Dataset rows describing interfaces:
-- Opening Marker --

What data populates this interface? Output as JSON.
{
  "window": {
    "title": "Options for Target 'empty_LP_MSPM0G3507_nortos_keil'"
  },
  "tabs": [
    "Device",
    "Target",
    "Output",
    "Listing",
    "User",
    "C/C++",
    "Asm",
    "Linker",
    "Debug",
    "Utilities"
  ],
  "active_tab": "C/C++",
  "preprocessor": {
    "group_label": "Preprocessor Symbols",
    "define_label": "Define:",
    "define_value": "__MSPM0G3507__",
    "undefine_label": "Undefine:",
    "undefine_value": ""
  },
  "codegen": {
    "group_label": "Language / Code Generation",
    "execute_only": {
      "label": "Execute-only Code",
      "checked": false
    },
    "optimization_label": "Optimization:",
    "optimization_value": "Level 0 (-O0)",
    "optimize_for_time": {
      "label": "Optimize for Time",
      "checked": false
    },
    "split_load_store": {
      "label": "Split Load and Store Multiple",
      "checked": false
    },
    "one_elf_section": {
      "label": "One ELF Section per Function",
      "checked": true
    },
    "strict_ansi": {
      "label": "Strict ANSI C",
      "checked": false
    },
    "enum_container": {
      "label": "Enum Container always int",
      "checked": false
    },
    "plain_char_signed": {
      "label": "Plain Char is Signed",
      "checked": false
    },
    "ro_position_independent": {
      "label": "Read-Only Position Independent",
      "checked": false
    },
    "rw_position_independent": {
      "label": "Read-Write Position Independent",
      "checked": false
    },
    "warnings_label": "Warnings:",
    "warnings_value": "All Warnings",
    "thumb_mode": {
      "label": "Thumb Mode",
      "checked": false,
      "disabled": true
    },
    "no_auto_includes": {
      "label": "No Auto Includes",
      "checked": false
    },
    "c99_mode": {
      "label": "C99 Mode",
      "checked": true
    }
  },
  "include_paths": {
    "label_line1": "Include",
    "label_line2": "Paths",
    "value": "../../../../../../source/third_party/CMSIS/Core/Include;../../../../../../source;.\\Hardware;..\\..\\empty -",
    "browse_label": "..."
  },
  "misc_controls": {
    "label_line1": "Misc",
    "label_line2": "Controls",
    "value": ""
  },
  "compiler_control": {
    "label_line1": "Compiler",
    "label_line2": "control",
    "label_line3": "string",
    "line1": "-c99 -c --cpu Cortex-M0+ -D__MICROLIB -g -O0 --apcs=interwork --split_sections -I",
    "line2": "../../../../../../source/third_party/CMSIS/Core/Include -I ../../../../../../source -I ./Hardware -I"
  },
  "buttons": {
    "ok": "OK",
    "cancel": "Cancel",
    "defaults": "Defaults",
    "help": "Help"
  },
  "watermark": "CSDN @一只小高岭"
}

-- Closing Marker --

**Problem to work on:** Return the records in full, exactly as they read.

**Expected output:**
What data populates this interface? Output as JSON.
{
  "window": {
    "title": "Options for Target 'empty_LP_MSPM0G3507_nortos_keil'"
  },
  "tabs": [
    "Device",
    "Target",
    "Output",
    "Listing",
    "User",
    "C/C++",
    "Asm",
    "Linker",
    "Debug",
    "Utilities"
  ],
  "active_tab": "C/C++",
  "preprocessor": {
    "group_label": "Preprocessor Symbols",
    "define_label": "Define:",
    "define_value": "__MSPM0G3507__",
    "undefine_label": "Undefine:",
    "undefine_value": ""
  },
  "codegen": {
    "group_label": "Language / Code Generation",
    "execute_only": {
      "label": "Execute-only Code",
      "checked": false
    },
    "optimization_label": "Optimization:",
    "optimization_value": "Level 0 (-O0)",
    "optimize_for_time": {
      "label": "Optimize for Time",
      "checked": false
    },
    "split_load_store": {
      "label": "Split Load and Store Multiple",
      "checked": false
    },
    "one_elf_section": {
      "label": "One ELF Section per Function",
      "checked": true
    },
    "strict_ansi": {
      "label": "Strict ANSI C",
      "checked": false
    },
    "enum_container": {
      "label": "Enum Container always int",
      "checked": false
    },
    "plain_char_signed": {
      "label": "Plain Char is Signed",
      "checked": false
    },
    "ro_position_independent": {
      "label": "Read-Only Position Independent",
      "checked": false
    },
    "rw_position_independent": {
      "label": "Read-Write Position Independent",
      "checked": false
    },
    "warnings_label": "Warnings:",
    "warnings_value": "All Warnings",
    "thumb_mode": {
      "label": "Thumb Mode",
      "checked": false,
      "disabled": true
    },
    "no_auto_includes": {
      "label": "No Auto Includes",
      "checked": false
    },
    "c99_mode": {
      "label": "C99 Mode",
      "checked": true
    }
  },
  "include_paths": {
    "label_line1": "Include",
    "label_line2": "Paths",
    "value": "../../../../../../source/third_party/CMSIS/Core/Include;../../../../../../source;.\\Hardware;..\\..\\empty -",
    "browse_label": "..."
  },
  "misc_controls": {
    "label_line1": "Misc",
    "label_line2": "Controls",
    "value": ""
  },
  "compiler_control": {
    "label_line1": "Compiler",
    "label_line2": "control",
    "label_line3": "string",
    "line1": "-c99 -c --cpu Cortex-M0+ -D__MICROLIB -g -O0 --apcs=interwork --split_sections -I",
    "line2": "../../../../../../source/third_party/CMSIS/Core/Include -I ../../../../../../source -I ./Hardware -I"
  },
  "buttons": {
    "ok": "OK",
    "cancel": "Cancel",
    "defaults": "Defaults",
    "help": "Help"
  },
  "watermark": "CSDN @一只小高岭"
}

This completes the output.